In the 16th and 17th centuries the chief grain crop commonly grown in the area was bere, an early form of four-rowed barley. It was used as food for humans and animals as well as for brewing and it is frequently mentioned in Kirk Session records, for instance, in 1708 a woman was in trouble with the Session for carrying a peck of bere from Easter Rarichie to Shandwick on the Sabbath to make ale.
Bere lost favour in farming and barley became the choice crop. By the middle of the 19th century the parish had been noted for the excellence and quality of its barley. The historical records show that there was a reduction in production which could have been as a result of the clamp-down on illicit distilling and the activities of the guagers, the excise men.
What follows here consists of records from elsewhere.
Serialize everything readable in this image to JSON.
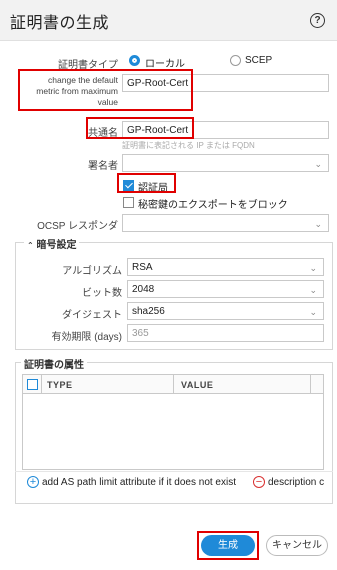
{
  "header": {
    "title": "証明書の生成",
    "help_icon": "?"
  },
  "cert_type": {
    "label": "証明書タイプ",
    "local": "ローカル",
    "scep": "SCEP"
  },
  "cert_name": {
    "label": "change the default metric from maximum value",
    "value": "GP-Root-Cert"
  },
  "common_name": {
    "label": "共通名",
    "value": "GP-Root-Cert",
    "hint": "証明書に表記される IP または FQDN"
  },
  "signed_by": {
    "label": "署名者",
    "value": ""
  },
  "ca": {
    "label": "認証局",
    "checked": true
  },
  "block_export": {
    "label": "秘密鍵のエクスポートをブロック",
    "checked": false
  },
  "ocsp": {
    "label": "OCSP レスポンダ",
    "value": ""
  },
  "crypto": {
    "legend": "暗号設定",
    "algorithm": {
      "label": "アルゴリズム",
      "value": "RSA"
    },
    "bits": {
      "label": "ビット数",
      "value": "2048"
    },
    "digest": {
      "label": "ダイジェスト",
      "value": "sha256"
    },
    "expiry": {
      "label": "有効期限 (days)",
      "value": "365"
    }
  },
  "attributes": {
    "legend": "証明書の属性",
    "columns": [
      "TYPE",
      "VALUE"
    ],
    "add_label": "add AS path limit attribute if it does not exist",
    "delete_label": "description c"
  },
  "footer": {
    "generate": "生成",
    "cancel": "キャンセル"
  },
  "colors": {
    "accent": "#1f8ad8",
    "highlight": "#e00000"
  }
}
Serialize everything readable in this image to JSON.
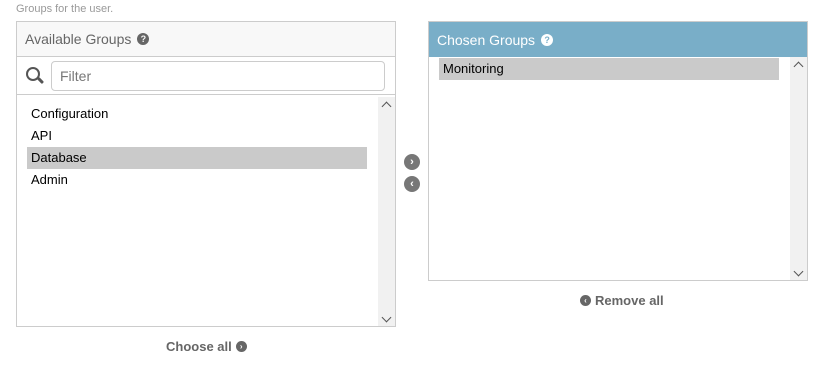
{
  "help_text": "Groups for the user.",
  "available": {
    "title": "Available Groups",
    "help_icon": "?",
    "filter_placeholder": "Filter",
    "filter_value": "",
    "options": [
      "Configuration",
      "API",
      "Database",
      "Admin"
    ],
    "selected_option": "Database"
  },
  "chosen": {
    "title": "Chosen Groups",
    "help_icon": "?",
    "options": [
      "Monitoring"
    ],
    "selected_option": "Monitoring"
  },
  "actions": {
    "add_icon": "arrow-right-circle-icon",
    "remove_icon": "arrow-left-circle-icon",
    "choose_all": "Choose all",
    "remove_all": "Remove all"
  },
  "colors": {
    "chosen_header": "#79aec8",
    "selected_option": "#cacaca"
  }
}
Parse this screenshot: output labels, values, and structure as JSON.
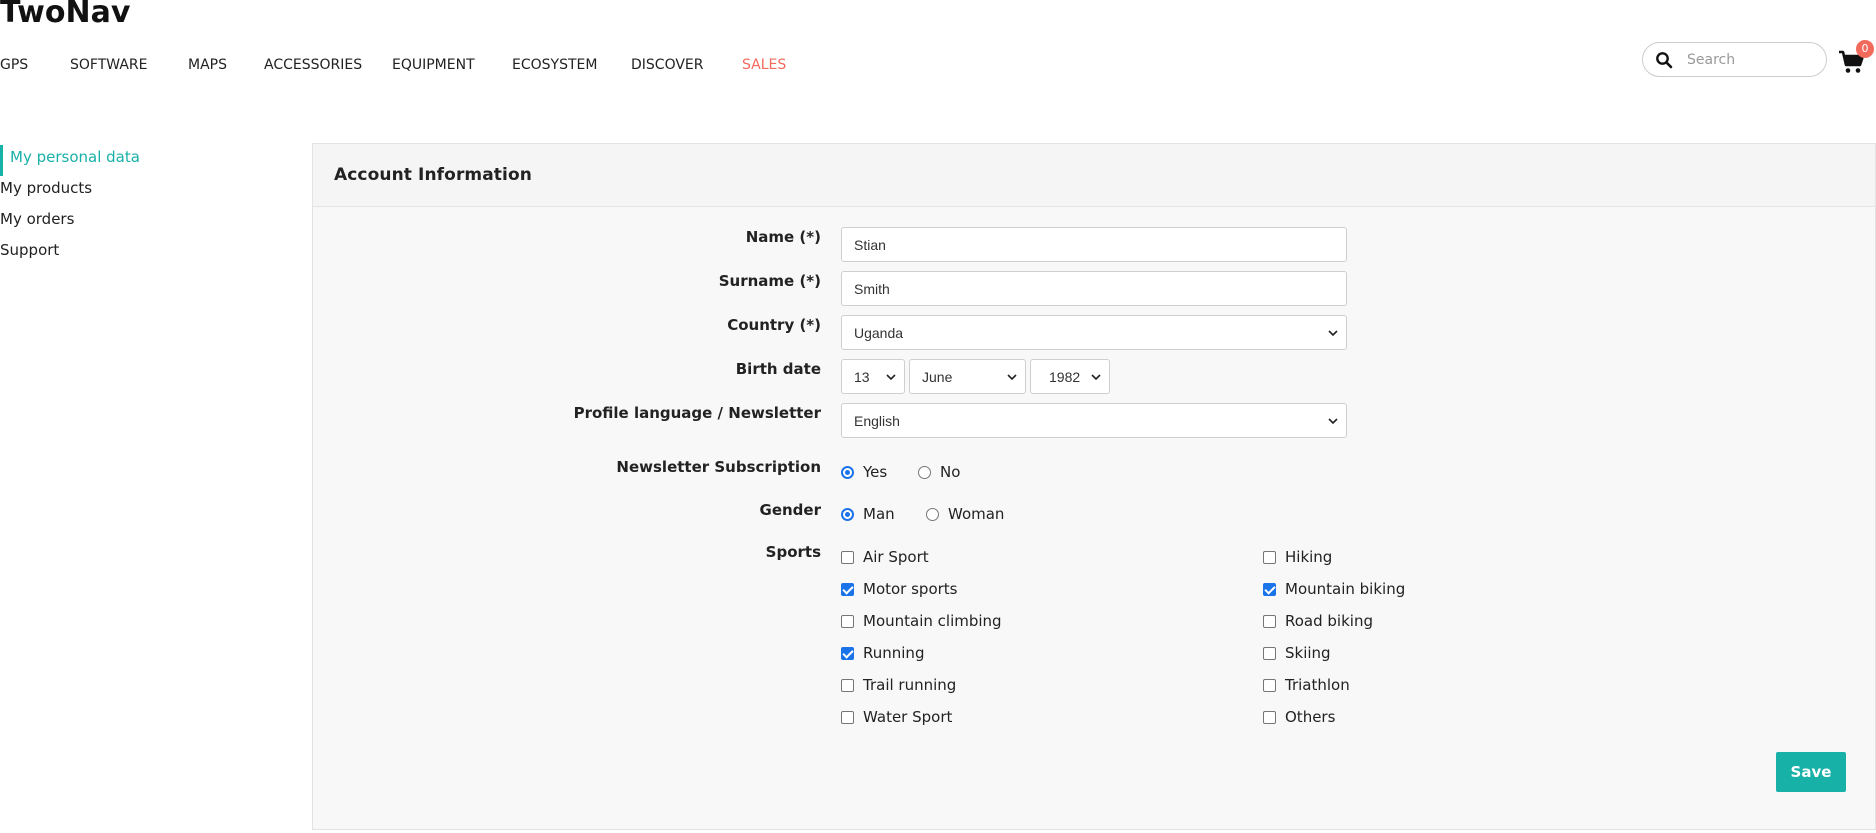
{
  "header": {
    "logo": "TwoNav",
    "nav": [
      {
        "label": "GPS"
      },
      {
        "label": "SOFTWARE"
      },
      {
        "label": "MAPS"
      },
      {
        "label": "ACCESSORIES"
      },
      {
        "label": "EQUIPMENT"
      },
      {
        "label": "ECOSYSTEM"
      },
      {
        "label": "DISCOVER"
      },
      {
        "label": "SALES"
      }
    ],
    "search_placeholder": "Search",
    "cart_count": "0",
    "colors": {
      "sales": "#f26a5c",
      "badge": "#f26a5c"
    }
  },
  "sidebar": {
    "items": [
      {
        "label": "My personal data"
      },
      {
        "label": "My products"
      },
      {
        "label": "My orders"
      },
      {
        "label": "Support"
      }
    ],
    "active_color": "#18b1a8"
  },
  "panel": {
    "title": "Account Information",
    "fields": {
      "name": {
        "label": "Name (*)",
        "value": "Stian"
      },
      "surname": {
        "label": "Surname (*)",
        "value": "Smith"
      },
      "country": {
        "label": "Country (*)",
        "value": "Uganda"
      },
      "birth": {
        "label": "Birth date",
        "day": "13",
        "month": "June",
        "year": "1982"
      },
      "language": {
        "label": "Profile language / Newsletter",
        "value": "English"
      },
      "newsletter": {
        "label": "Newsletter Subscription",
        "yes": "Yes",
        "no": "No"
      },
      "gender": {
        "label": "Gender",
        "man": "Man",
        "woman": "Woman"
      },
      "sports": {
        "label": "Sports",
        "items": [
          {
            "label": "Air Sport"
          },
          {
            "label": "Hiking"
          },
          {
            "label": "Motor sports"
          },
          {
            "label": "Mountain biking"
          },
          {
            "label": "Mountain climbing"
          },
          {
            "label": "Road biking"
          },
          {
            "label": "Running"
          },
          {
            "label": "Skiing"
          },
          {
            "label": "Trail running"
          },
          {
            "label": "Triathlon"
          },
          {
            "label": "Water Sport"
          },
          {
            "label": "Others"
          }
        ]
      }
    },
    "save_label": "Save",
    "accent_color": "#18b1a8"
  }
}
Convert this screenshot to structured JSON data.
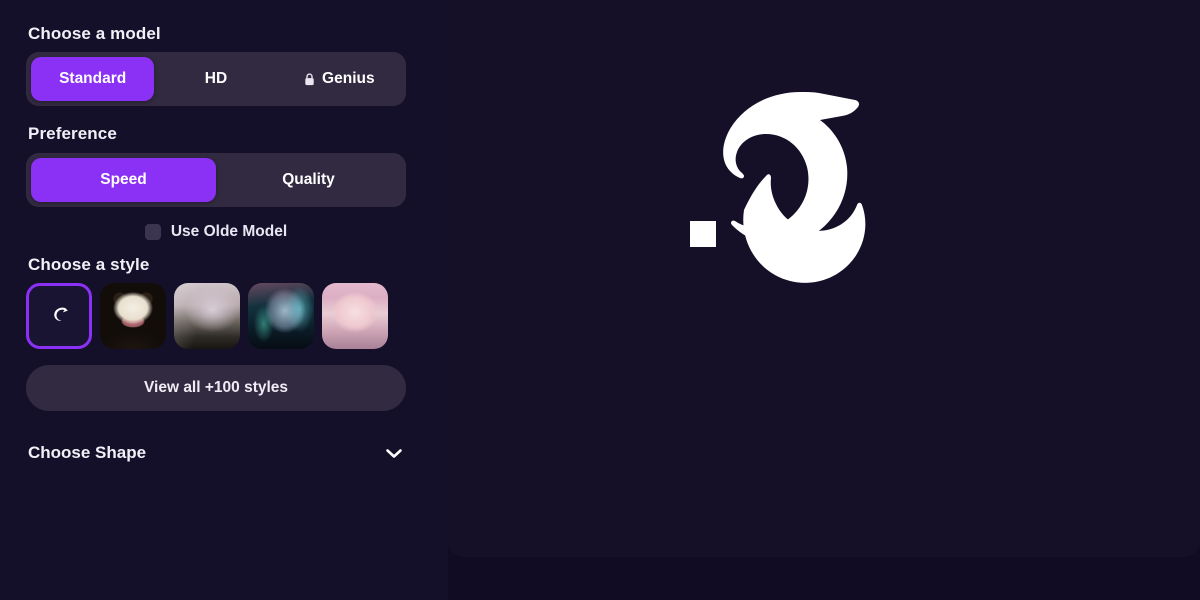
{
  "theme": {
    "page_bg": "#110c24",
    "sidebar_bg": "#14102a",
    "canvas_bg": "#150f28",
    "accent": "#8b30f5",
    "track_bg": "#322a40",
    "pill_bg": "#312a40",
    "text": "#f2f0f7",
    "logo_color": "#ffffff"
  },
  "sidebar": {
    "model_section": {
      "label": "Choose a model",
      "options": [
        {
          "label": "Standard",
          "selected": true,
          "locked": false
        },
        {
          "label": "HD",
          "selected": false,
          "locked": false
        },
        {
          "label": "Genius",
          "selected": false,
          "locked": true
        }
      ]
    },
    "preference_section": {
      "label": "Preference",
      "options": [
        {
          "label": "Speed",
          "selected": true
        },
        {
          "label": "Quality",
          "selected": false
        }
      ],
      "checkbox": {
        "label": "Use Olde Model",
        "checked": false
      }
    },
    "style_section": {
      "label": "Choose a style",
      "thumbnails": [
        {
          "name": "no-style",
          "selected": true,
          "kind": "dolphin-logo"
        },
        {
          "name": "panda",
          "selected": false,
          "kind": "image"
        },
        {
          "name": "forest",
          "selected": false,
          "kind": "image"
        },
        {
          "name": "cyberpunk",
          "selected": false,
          "kind": "image"
        },
        {
          "name": "anime-portrait",
          "selected": false,
          "kind": "image"
        }
      ],
      "view_all_label": "View all +100 styles"
    },
    "shape_section": {
      "label": "Choose Shape",
      "icon": "chevron-down-icon",
      "expanded": false
    }
  },
  "canvas": {
    "logo_alt": "dolphin-logo",
    "placeholder_square": true
  }
}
During World War Two, the RAF built the aerodrome in 1941 as RAF Fearn intended as a satellite to RAF Tain, but officially it did not open until after it was taken over and altered by the Royal Navy on 15 July 1942. During this time, the aircraft which was predominantly flown there was the British designed Barracuda. This was the first torpedo bomber used by the Navy that was made from metal. No Barracudas survive today.
The airfield closed on 2 July 1946, but remained an Air Ministry asset until 1957. The site was returned mostly to farmland but several elements were turned into industrial units. The farmland which surrounds the distillery site has returned to barley fields and is producing high quality crops which are used for malting.
The distillery will be a nod to all eras of the site history, from distilling in small stills more like the smugglers stills rather than the large moderns ones of today, and remembering the men and women who served at HMS Owl during the war.
Map from 1904
Barracuda MkII circa 1944
Map from 1979